▶ _Input records_
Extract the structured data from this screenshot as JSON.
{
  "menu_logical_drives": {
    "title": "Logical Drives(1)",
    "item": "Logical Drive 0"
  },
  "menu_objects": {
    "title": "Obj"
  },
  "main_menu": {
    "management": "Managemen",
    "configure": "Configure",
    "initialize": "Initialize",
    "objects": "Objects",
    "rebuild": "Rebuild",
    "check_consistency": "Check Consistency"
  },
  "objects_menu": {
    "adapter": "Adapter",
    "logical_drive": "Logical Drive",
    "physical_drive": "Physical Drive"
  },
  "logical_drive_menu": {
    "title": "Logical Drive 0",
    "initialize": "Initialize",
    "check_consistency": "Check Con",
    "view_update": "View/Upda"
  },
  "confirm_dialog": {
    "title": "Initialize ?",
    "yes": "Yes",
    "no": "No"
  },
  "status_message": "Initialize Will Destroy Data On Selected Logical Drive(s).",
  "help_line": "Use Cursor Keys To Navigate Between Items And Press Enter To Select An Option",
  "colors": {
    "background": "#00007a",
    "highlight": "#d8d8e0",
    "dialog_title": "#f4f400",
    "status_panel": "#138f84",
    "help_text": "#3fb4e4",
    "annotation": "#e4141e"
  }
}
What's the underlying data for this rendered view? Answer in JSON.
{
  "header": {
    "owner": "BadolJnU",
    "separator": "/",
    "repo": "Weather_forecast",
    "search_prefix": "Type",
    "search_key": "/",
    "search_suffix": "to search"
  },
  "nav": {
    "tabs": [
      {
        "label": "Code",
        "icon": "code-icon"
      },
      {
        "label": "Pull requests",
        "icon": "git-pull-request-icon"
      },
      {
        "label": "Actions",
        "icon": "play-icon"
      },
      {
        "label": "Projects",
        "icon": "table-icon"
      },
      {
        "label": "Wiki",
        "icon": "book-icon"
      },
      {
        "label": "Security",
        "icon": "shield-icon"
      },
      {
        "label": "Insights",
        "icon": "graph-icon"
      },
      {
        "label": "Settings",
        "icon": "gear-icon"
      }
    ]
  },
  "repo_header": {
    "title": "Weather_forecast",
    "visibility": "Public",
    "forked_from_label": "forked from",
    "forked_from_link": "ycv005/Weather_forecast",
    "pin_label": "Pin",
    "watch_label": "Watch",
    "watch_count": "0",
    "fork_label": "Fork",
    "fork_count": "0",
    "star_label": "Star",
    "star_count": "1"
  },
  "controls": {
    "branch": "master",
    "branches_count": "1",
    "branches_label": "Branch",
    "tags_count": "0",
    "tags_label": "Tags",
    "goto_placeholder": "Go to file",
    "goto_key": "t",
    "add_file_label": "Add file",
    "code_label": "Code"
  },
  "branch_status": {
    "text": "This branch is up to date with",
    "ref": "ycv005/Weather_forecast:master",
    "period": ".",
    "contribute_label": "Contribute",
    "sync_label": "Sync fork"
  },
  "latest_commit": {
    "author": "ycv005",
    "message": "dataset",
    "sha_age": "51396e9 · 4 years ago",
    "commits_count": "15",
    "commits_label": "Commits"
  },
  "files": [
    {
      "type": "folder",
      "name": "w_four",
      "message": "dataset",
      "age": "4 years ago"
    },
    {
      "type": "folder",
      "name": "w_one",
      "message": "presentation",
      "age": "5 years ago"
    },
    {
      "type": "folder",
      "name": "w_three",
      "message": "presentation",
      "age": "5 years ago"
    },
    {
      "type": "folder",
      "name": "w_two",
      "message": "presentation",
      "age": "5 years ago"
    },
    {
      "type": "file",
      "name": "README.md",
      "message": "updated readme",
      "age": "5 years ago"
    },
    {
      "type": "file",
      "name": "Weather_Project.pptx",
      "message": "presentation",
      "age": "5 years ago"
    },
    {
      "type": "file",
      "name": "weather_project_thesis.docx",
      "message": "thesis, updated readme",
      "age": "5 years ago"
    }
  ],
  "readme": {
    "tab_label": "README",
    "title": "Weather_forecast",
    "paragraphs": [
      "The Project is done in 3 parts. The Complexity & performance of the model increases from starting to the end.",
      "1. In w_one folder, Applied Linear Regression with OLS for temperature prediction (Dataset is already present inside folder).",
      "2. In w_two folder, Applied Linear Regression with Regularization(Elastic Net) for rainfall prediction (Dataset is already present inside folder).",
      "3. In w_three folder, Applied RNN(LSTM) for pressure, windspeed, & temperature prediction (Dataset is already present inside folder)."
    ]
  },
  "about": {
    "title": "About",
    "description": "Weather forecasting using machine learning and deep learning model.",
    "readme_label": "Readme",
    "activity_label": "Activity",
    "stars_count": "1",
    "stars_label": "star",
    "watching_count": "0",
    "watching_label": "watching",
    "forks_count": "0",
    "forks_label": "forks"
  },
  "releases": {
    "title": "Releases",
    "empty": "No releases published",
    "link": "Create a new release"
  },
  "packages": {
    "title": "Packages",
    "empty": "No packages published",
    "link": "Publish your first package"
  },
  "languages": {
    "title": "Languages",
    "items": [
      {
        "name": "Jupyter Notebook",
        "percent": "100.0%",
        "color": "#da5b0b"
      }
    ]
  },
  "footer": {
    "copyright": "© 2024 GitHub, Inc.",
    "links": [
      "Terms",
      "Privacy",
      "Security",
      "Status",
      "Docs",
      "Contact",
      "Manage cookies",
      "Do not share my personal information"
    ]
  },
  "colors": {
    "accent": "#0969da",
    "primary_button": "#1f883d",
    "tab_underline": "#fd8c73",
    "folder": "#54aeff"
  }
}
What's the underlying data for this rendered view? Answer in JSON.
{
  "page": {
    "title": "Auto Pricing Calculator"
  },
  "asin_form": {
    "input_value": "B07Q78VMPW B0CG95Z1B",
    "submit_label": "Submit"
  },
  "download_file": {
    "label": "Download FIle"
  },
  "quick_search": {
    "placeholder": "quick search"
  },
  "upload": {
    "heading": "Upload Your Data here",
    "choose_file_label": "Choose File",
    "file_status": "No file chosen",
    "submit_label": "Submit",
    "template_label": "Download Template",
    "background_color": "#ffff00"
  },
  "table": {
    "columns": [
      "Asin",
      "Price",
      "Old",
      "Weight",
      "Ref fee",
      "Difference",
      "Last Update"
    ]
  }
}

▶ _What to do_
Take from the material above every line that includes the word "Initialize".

▶ _Task response_
    "initialize": "Initialize",
    "initialize": "Initialize",
    "title": "Initialize ?",
  "status_message": "Initialize Will Destroy Data On Selected Logical Drive(s).",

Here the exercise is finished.